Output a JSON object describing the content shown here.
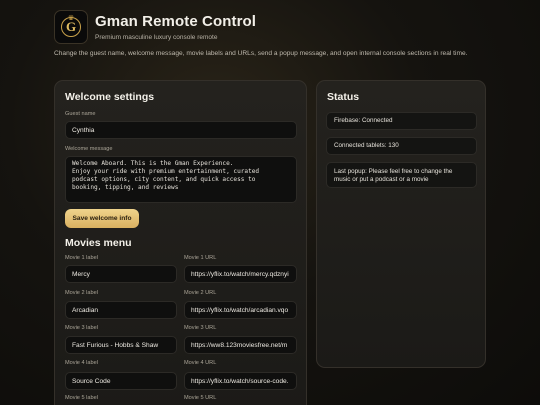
{
  "header": {
    "logo_letter": "G",
    "title": "Gman Remote Control",
    "subtitle": "Premium masculine luxury console remote",
    "intro": "Change the guest name, welcome message, movie labels and URLs, send a popup message, and open internal console sections in real time."
  },
  "welcome": {
    "heading": "Welcome settings",
    "guest_label": "Guest name",
    "guest_value": "Cynthia",
    "message_label": "Welcome message",
    "message_value": "Welcome Aboard. This is the Gman Experience.\nEnjoy your ride with premium entertainment, curated\npodcast options, city content, and quick access to\nbooking, tipping, and reviews",
    "save_label": "Save welcome info"
  },
  "movies": {
    "heading": "Movies menu",
    "items": [
      {
        "label_caption": "Movie 1 label",
        "label_value": "Mercy",
        "url_caption": "Movie 1 URL",
        "url_value": "https://yflix.to/watch/mercy.qdznyi"
      },
      {
        "label_caption": "Movie 2 label",
        "label_value": "Arcadian",
        "url_caption": "Movie 2 URL",
        "url_value": "https://yflix.to/watch/arcadian.vqo"
      },
      {
        "label_caption": "Movie 3 label",
        "label_value": "Fast Furious - Hobbs & Shaw",
        "url_caption": "Movie 3 URL",
        "url_value": "https://ww8.123moviesfree.net/m"
      },
      {
        "label_caption": "Movie 4 label",
        "label_value": "Source Code",
        "url_caption": "Movie 4 URL",
        "url_value": "https://yflix.to/watch/source-code."
      },
      {
        "label_caption": "Movie 5 label",
        "label_value": "",
        "url_caption": "Movie 5 URL",
        "url_value": ""
      }
    ]
  },
  "status": {
    "heading": "Status",
    "firebase": "Firebase: Connected",
    "tablets": "Connected tablets: 130",
    "last_popup": "Last popup: Please feel free to change the music or put a podcast or a movie"
  }
}
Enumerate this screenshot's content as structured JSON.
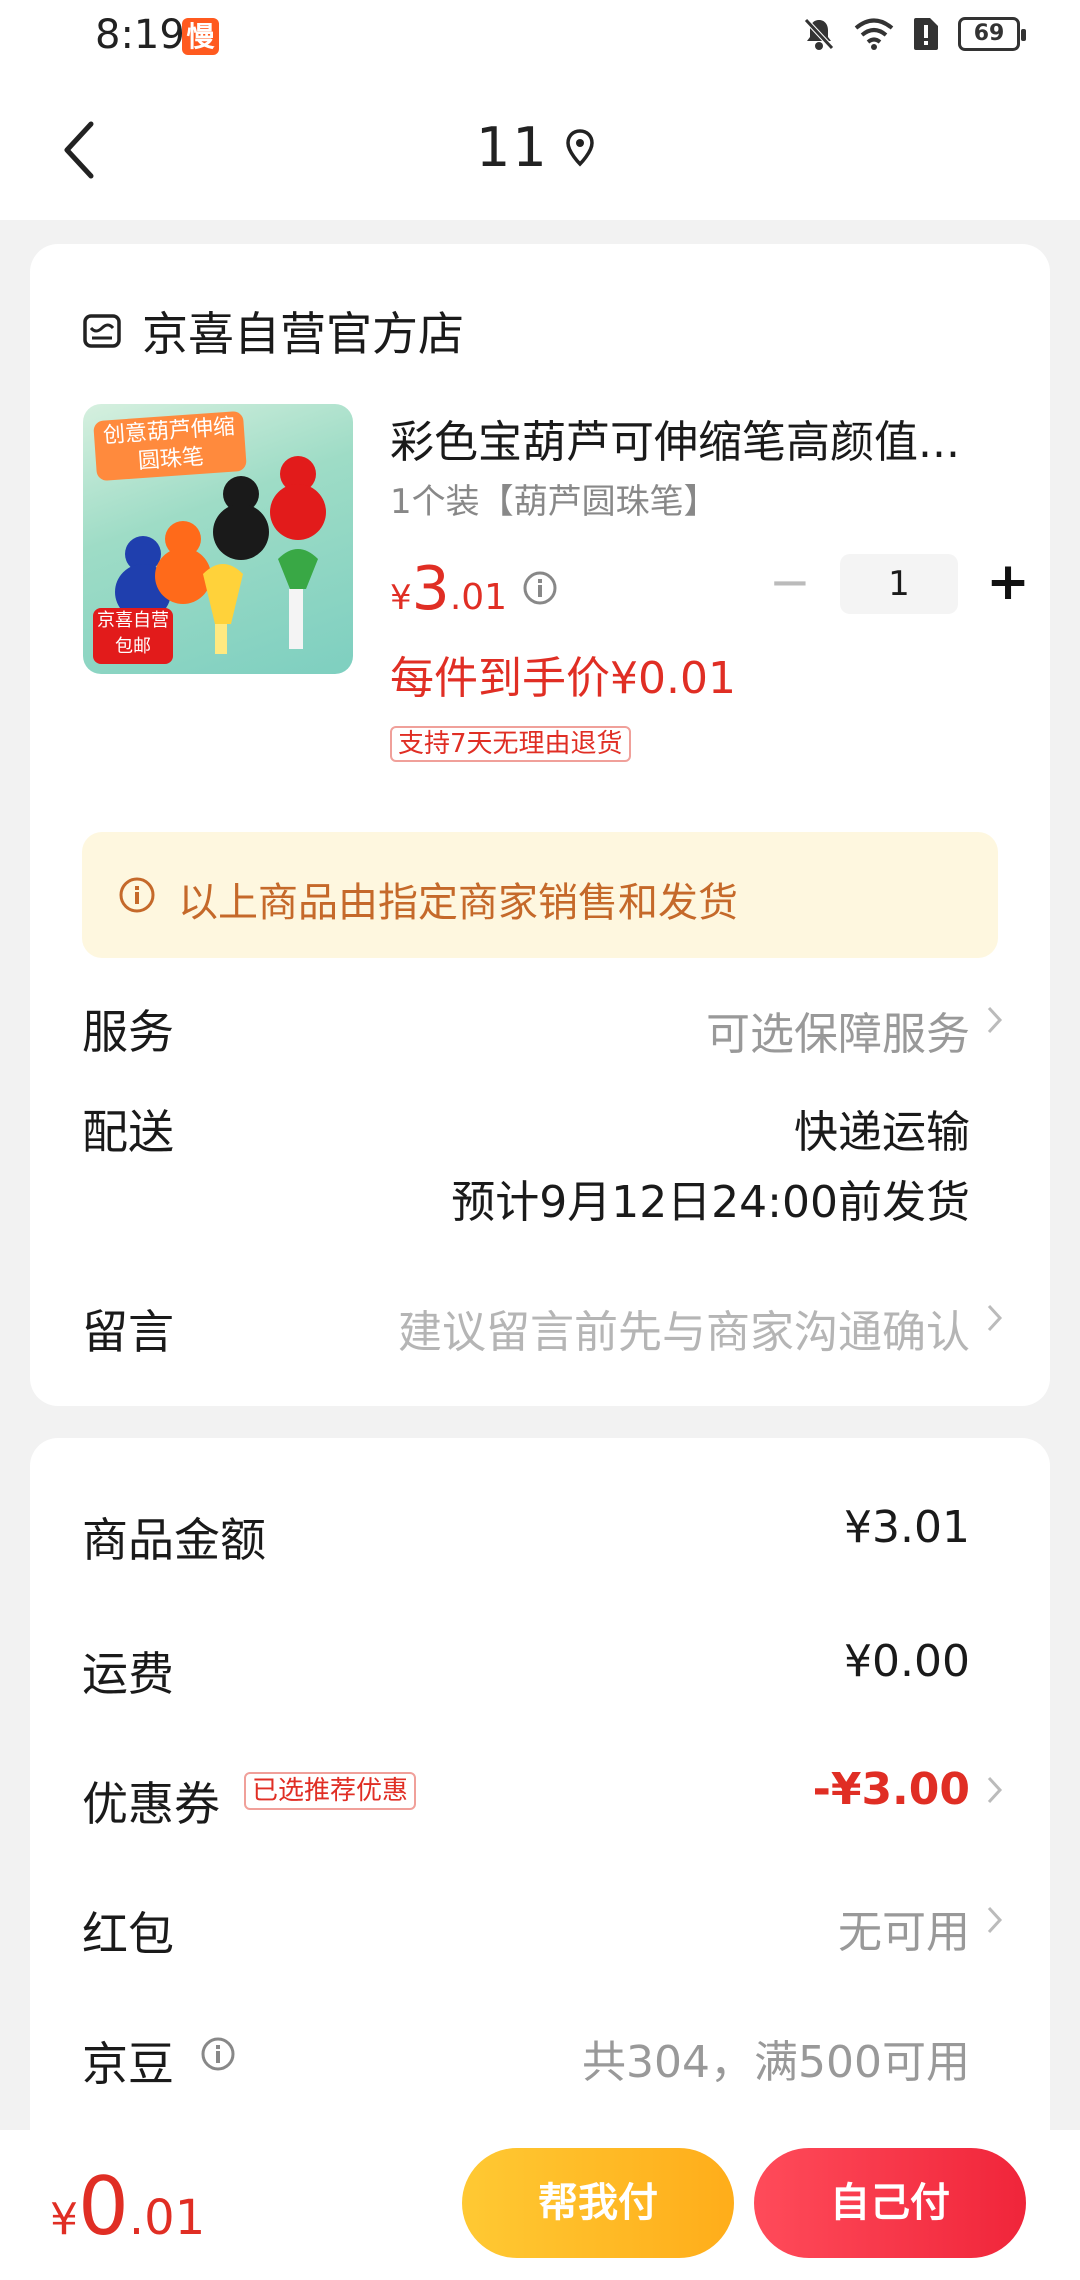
{
  "status_bar": {
    "time": "8:19",
    "app_badge": "慢",
    "battery": "69"
  },
  "header": {
    "title": "11"
  },
  "shop": {
    "name": "京喜自营官方店"
  },
  "product": {
    "image_banner": "创意葫芦伸缩圆珠笔",
    "image_tag": "京喜自营 包邮",
    "title": "彩色宝葫芦可伸缩笔高颜值...",
    "spec": "1个装【葫芦圆珠笔】",
    "price_currency": "¥",
    "price_int": "3",
    "price_dec": ".01",
    "quantity": "1",
    "final_price": "每件到手价¥0.01",
    "return_policy": "支持7天无理由退货"
  },
  "notice": {
    "text": "以上商品由指定商家销售和发货"
  },
  "rows": {
    "service_label": "服务",
    "service_value": "可选保障服务",
    "delivery_label": "配送",
    "delivery_method": "快递运输",
    "delivery_eta": "预计9月12日24:00前发货",
    "message_label": "留言",
    "message_placeholder": "建议留言前先与商家沟通确认"
  },
  "summary": {
    "goods_label": "商品金额",
    "goods_value": "¥3.01",
    "shipping_label": "运费",
    "shipping_value": "¥0.00",
    "coupon_label": "优惠券",
    "coupon_badge": "已选推荐优惠",
    "coupon_value": "-¥3.00",
    "redpacket_label": "红包",
    "redpacket_value": "无可用",
    "jingdou_label": "京豆",
    "jingdou_value": "共304，满500可用"
  },
  "bottom": {
    "total_currency": "¥",
    "total_int": "0",
    "total_dec": ".01",
    "help_pay": "帮我付",
    "self_pay": "自己付"
  },
  "colors": {
    "accent_red": "#e02e24",
    "notice_bg": "#fef7df",
    "help_btn": "#ffbb22",
    "self_btn": "#f5304a"
  }
}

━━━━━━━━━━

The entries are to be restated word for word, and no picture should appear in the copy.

Output a JSON object describing the content shown here.
{
  "header": {
    "logo_letter": "G",
    "title": "Gman Remote Control",
    "subtitle": "Premium masculine luxury console remote",
    "intro": "Change the guest name, welcome message, movie labels and URLs, send a popup message, and open internal console sections in real time."
  },
  "welcome": {
    "heading": "Welcome settings",
    "guest_label": "Guest name",
    "guest_value": "Cynthia",
    "message_label": "Welcome message",
    "message_value": "Welcome Aboard. This is the Gman Experience.\nEnjoy your ride with premium entertainment, curated\npodcast options, city content, and quick access to\nbooking, tipping, and reviews",
    "save_label": "Save welcome info"
  },
  "movies": {
    "heading": "Movies menu",
    "items": [
      {
        "label_caption": "Movie 1 label",
        "label_value": "Mercy",
        "url_caption": "Movie 1 URL",
        "url_value": "https://yflix.to/watch/mercy.qdznyi"
      },
      {
        "label_caption": "Movie 2 label",
        "label_value": "Arcadian",
        "url_caption": "Movie 2 URL",
        "url_value": "https://yflix.to/watch/arcadian.vqo"
      },
      {
        "label_caption": "Movie 3 label",
        "label_value": "Fast Furious - Hobbs & Shaw",
        "url_caption": "Movie 3 URL",
        "url_value": "https://ww8.123moviesfree.net/m"
      },
      {
        "label_caption": "Movie 4 label",
        "label_value": "Source Code",
        "url_caption": "Movie 4 URL",
        "url_value": "https://yflix.to/watch/source-code."
      },
      {
        "label_caption": "Movie 5 label",
        "label_value": "",
        "url_caption": "Movie 5 URL",
        "url_value": ""
      }
    ]
  },
  "status": {
    "heading": "Status",
    "firebase": "Firebase: Connected",
    "tablets": "Connected tablets: 130",
    "last_popup": "Last popup: Please feel free to change the music or put a podcast or a movie"
  }
}
Enumerate this screenshot's content as structured JSON.
{
  "status_bar": {
    "time": "8:19",
    "app_badge": "慢",
    "battery": "69"
  },
  "header": {
    "title": "11"
  },
  "shop": {
    "name": "京喜自营官方店"
  },
  "product": {
    "image_banner": "创意葫芦伸缩圆珠笔",
    "image_tag": "京喜自营 包邮",
    "title": "彩色宝葫芦可伸缩笔高颜值...",
    "spec": "1个装【葫芦圆珠笔】",
    "price_currency": "¥",
    "price_int": "3",
    "price_dec": ".01",
    "quantity": "1",
    "final_price": "每件到手价¥0.01",
    "return_policy": "支持7天无理由退货"
  },
  "notice": {
    "text": "以上商品由指定商家销售和发货"
  },
  "rows": {
    "service_label": "服务",
    "service_value": "可选保障服务",
    "delivery_label": "配送",
    "delivery_method": "快递运输",
    "delivery_eta": "预计9月12日24:00前发货",
    "message_label": "留言",
    "message_placeholder": "建议留言前先与商家沟通确认"
  },
  "summary": {
    "goods_label": "商品金额",
    "goods_value": "¥3.01",
    "shipping_label": "运费",
    "shipping_value": "¥0.00",
    "coupon_label": "优惠券",
    "coupon_badge": "已选推荐优惠",
    "coupon_value": "-¥3.00",
    "redpacket_label": "红包",
    "redpacket_value": "无可用",
    "jingdou_label": "京豆",
    "jingdou_value": "共304，满500可用"
  },
  "bottom": {
    "total_currency": "¥",
    "total_int": "0",
    "total_dec": ".01",
    "help_pay": "帮我付",
    "self_pay": "自己付"
  },
  "colors": {
    "accent_red": "#e02e24",
    "notice_bg": "#fef7df",
    "help_btn": "#ffbb22",
    "self_btn": "#f5304a"
  }
}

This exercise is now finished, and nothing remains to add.